What is expected: Report each line of the data that contains the string "date".

Element data from apps and pages:
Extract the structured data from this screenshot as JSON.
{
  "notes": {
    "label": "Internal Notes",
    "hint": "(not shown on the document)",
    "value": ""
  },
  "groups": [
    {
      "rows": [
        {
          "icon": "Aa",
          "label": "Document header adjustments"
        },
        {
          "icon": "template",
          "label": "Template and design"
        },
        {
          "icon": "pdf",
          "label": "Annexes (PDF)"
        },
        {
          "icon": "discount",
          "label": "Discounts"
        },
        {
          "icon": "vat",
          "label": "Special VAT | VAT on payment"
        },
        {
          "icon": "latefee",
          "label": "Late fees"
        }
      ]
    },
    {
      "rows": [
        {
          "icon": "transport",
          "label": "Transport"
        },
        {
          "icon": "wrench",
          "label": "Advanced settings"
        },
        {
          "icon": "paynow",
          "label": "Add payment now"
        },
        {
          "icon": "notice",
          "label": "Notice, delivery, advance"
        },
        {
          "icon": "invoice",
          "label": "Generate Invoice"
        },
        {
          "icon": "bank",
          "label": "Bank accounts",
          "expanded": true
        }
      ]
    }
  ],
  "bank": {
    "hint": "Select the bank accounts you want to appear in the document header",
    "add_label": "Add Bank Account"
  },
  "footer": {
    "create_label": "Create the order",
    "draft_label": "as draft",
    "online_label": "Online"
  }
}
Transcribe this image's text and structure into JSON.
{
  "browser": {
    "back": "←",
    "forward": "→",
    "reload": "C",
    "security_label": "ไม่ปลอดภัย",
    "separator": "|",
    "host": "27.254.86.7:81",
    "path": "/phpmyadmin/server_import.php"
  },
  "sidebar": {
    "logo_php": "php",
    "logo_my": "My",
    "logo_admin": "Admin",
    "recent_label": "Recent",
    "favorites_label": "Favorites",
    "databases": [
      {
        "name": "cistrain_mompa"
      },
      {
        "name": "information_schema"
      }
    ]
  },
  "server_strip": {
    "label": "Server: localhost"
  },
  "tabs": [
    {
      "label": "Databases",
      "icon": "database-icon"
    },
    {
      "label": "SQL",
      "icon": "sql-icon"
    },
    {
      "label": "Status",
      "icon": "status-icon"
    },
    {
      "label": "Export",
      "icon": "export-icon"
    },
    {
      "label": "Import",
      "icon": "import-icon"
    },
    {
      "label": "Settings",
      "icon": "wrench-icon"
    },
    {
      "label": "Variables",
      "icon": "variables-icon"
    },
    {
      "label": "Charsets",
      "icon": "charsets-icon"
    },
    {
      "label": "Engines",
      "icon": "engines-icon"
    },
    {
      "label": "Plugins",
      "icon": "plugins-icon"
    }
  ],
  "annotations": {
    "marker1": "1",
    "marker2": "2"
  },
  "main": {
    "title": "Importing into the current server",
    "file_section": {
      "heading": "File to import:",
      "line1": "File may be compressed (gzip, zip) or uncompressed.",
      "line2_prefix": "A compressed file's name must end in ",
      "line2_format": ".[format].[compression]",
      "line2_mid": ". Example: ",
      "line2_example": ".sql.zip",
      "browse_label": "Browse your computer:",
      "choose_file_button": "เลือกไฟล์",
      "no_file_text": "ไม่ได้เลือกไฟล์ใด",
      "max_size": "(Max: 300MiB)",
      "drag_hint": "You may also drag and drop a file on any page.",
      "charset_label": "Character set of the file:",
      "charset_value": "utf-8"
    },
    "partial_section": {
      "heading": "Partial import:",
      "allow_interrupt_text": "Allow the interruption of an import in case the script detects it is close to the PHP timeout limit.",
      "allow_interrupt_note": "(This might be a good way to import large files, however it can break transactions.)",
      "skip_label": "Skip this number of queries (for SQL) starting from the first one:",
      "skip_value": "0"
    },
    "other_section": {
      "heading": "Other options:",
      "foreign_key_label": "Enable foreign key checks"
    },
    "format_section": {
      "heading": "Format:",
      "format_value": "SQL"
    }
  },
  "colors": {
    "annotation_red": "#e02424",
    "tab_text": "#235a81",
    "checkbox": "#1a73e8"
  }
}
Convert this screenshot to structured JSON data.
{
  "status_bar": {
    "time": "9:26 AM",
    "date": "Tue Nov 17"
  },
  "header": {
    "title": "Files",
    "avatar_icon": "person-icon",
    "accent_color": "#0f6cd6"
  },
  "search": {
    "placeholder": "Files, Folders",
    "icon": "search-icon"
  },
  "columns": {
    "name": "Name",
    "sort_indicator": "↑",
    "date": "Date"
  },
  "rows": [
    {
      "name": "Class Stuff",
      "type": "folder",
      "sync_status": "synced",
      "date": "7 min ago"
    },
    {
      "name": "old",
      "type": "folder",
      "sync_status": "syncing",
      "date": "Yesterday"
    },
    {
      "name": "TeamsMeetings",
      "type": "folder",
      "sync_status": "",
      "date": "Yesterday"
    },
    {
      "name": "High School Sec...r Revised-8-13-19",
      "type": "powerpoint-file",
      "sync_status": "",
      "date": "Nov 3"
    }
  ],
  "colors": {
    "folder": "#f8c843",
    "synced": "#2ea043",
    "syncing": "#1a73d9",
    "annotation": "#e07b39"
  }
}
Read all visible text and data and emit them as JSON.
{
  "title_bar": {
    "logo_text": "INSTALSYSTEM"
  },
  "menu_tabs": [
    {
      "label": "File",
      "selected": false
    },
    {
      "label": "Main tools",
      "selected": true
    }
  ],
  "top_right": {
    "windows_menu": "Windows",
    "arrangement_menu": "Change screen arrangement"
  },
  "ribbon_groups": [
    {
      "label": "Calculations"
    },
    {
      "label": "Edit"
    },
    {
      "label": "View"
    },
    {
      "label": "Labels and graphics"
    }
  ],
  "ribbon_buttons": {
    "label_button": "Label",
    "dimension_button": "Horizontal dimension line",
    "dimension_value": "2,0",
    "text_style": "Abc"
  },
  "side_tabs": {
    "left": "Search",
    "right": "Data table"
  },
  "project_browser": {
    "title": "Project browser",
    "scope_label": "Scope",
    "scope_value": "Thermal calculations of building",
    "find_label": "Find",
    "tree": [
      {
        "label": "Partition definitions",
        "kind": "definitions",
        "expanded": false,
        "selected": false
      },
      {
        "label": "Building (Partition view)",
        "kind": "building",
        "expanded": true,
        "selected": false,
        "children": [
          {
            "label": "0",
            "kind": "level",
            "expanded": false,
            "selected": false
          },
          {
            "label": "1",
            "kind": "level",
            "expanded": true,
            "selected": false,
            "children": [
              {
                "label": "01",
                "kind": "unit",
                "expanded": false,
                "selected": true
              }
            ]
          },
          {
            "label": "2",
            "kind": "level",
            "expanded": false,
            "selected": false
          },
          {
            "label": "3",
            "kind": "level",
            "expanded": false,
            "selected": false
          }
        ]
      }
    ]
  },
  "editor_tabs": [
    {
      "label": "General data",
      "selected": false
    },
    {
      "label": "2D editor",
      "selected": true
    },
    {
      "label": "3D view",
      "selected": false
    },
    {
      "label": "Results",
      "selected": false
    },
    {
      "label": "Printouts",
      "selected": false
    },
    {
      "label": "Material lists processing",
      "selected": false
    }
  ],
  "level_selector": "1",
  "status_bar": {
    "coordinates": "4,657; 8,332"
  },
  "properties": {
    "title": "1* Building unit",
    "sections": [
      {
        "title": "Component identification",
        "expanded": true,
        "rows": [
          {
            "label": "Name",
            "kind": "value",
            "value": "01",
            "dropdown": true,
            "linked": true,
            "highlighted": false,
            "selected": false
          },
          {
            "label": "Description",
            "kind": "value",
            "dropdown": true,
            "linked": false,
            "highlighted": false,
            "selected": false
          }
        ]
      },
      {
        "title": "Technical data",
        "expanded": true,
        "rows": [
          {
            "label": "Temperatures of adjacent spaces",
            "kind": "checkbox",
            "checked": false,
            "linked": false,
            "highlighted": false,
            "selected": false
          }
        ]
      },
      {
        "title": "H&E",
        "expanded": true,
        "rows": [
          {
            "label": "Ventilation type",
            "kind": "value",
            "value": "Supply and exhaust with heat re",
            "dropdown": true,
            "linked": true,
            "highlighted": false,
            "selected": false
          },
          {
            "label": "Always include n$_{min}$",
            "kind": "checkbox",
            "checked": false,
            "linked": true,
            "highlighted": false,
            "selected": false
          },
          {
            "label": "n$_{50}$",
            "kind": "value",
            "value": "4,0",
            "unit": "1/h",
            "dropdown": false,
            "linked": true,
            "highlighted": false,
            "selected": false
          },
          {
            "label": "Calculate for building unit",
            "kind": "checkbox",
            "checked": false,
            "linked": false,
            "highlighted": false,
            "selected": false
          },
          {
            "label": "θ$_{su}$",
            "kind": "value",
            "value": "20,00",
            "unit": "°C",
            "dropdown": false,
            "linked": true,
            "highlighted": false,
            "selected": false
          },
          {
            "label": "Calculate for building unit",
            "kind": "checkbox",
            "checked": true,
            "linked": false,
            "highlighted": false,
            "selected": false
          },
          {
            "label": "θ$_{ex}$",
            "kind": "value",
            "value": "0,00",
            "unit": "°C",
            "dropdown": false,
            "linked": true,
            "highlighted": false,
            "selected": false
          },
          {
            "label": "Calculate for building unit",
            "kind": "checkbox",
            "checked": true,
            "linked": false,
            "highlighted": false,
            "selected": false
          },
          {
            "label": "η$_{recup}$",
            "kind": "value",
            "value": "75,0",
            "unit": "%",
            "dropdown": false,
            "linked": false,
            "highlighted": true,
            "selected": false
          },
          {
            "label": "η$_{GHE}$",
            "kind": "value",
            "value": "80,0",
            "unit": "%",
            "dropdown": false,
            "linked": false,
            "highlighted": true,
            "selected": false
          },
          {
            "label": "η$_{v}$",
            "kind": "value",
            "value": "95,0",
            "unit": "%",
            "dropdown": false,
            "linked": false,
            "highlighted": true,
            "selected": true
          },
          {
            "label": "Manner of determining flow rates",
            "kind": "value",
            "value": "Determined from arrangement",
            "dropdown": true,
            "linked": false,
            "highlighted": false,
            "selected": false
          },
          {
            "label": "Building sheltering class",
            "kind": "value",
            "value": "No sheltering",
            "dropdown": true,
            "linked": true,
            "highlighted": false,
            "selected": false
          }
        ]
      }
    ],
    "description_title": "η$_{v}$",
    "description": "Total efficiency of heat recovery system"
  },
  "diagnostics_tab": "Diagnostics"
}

Answer section:
    "date": "Tue Nov 17"
    "date": "Date"
      "date": "7 min ago"
      "date": "Yesterday"
      "date": "Yesterday"
      "date": "Nov 3"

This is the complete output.